Tea has been an important of the daily life of generations of drinkers in love with its variety of aromas and flavors.
In the United Kingdom, tea is drunk at all hours of the day.
With breakfast, mid-morning, in the afternoon, and tea among all the other teas. It can be taken with all kinds of cookies, cakes and desserts, or if you prefer, alone.
For many, the act of boiling water, waiting for the infusion, and adding milk and sugar (if you prefer) can be hypnotic, relaxing and deeply traditional.
Although its consumption dates back to China in 250 BC, innumerable accounts refer to the fact that the habit of taking tea in Europe began in the eighteenth century when a member of the British aristocracy began to take a light snack between the two main meals, breakfast and dinner. Little by little, this custom, which took place around ve in the afternoon, became a social event and evolved to include sweet and savory snacks typical of the country.
Enjoying a cup of tea means being part of a millenary tradition that goes far beyond the simple pleasure of drinking. In sixteenth-century Japan, for example, the tea houses had such tiny doors that it forced visitors to crawl in on their hands and warriors to leave their swords outside.
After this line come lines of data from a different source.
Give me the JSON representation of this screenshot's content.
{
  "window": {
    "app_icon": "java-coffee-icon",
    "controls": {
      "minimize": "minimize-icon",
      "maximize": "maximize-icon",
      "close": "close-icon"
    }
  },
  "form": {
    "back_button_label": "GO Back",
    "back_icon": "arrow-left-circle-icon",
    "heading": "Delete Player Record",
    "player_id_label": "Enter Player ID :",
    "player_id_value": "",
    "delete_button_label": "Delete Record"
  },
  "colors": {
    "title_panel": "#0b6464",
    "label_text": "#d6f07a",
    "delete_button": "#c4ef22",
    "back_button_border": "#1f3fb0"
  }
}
This way, a humble attitude was guaranteed by both parties and also the promise of a civilized meeting, free of violent intentions.
Currently, the habit of tea drinking has many variations and lacks the formal protocols of the past. Europeans drink it during their work breaks; Asians do so before lunch. One of the most popular styles of Chinese food is the famous Dim Sum, originally from the Cantonese region, which is usually accompanied by a cup of tea.
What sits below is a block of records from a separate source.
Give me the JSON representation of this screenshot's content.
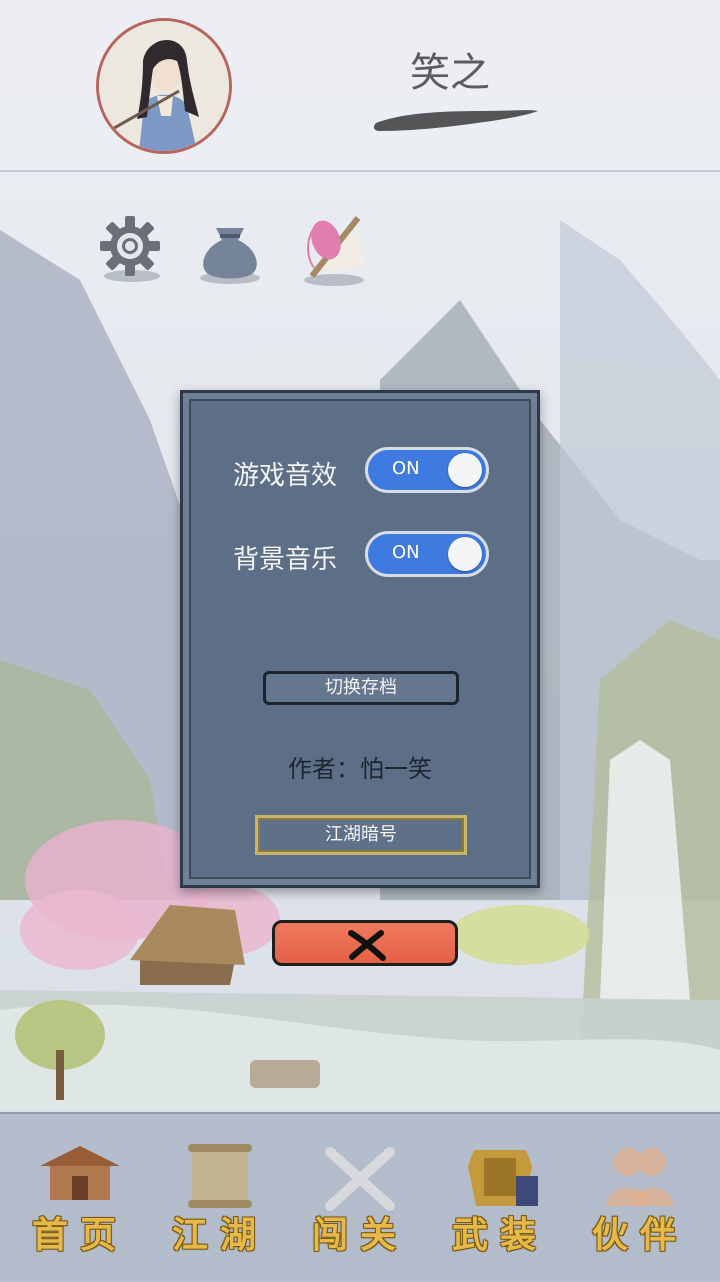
{
  "profile": {
    "name": "笑之"
  },
  "toolbar": {
    "settings_icon": "gear-icon",
    "bag_icon": "pouch-icon",
    "token_icon": "token-tag-icon"
  },
  "settings": {
    "sound_label": "游戏音效",
    "sound_state": "ON",
    "music_label": "背景音乐",
    "music_state": "ON",
    "switch_save": "切换存档",
    "author": "作者：怕一笑",
    "secret": "江湖暗号",
    "close_icon": "close-x-icon"
  },
  "nav": {
    "items": [
      {
        "label": "首页",
        "icon": "house-icon"
      },
      {
        "label": "江湖",
        "icon": "scroll-icon"
      },
      {
        "label": "闯关",
        "icon": "crossed-swords-icon"
      },
      {
        "label": "武装",
        "icon": "armor-icon"
      },
      {
        "label": "伙伴",
        "icon": "companions-icon"
      }
    ]
  },
  "colors": {
    "toggle_on": "#3f7ae0",
    "dialog_bg": "#5d6f86",
    "close_btn": "#e46046",
    "nav_text": "#e7b94a"
  }
}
Dim Sum is not just about food. It’s a time for friends or family to gather for tea and conversation, sometimes for hours at a time. Tea is the key to enjoying Dim Sum because it allows mo- re time for conversation and therefore a longer and healthier digestive process.
The Cantonese people even call it ‘yum cha,’ which basically means drinking tea.
Many social customs have evolved around this tradition. However, to do it the right way, certain steps must be followed that are still practiced in many traditional Dum Sum restaurants.
For example, in Chinese folk tradition it is customary to serve tea to the rest of the diners before filling your own cup, while according to Cantonese custom, the table should be tapped with the index finger as a way of thanking the person who served the tea. The gesture equates to an act of reverence.
Normally, Dim Sum is accompanied by a very popular type of tea that aids digestion, called bolay tea, which is fermented. Other types of tea that are usually associated with Dim Sum include black, jasmine, chrysanthemum, oolong, and the famous Chinese green tea.
According to the Chinese, the reason for combining this particular dish with tea is a belief in the astringent power of the beverage to clean the tastebuds before eating, leaving them ready to appreciate the full magnitude of the flavor of Dim Sum.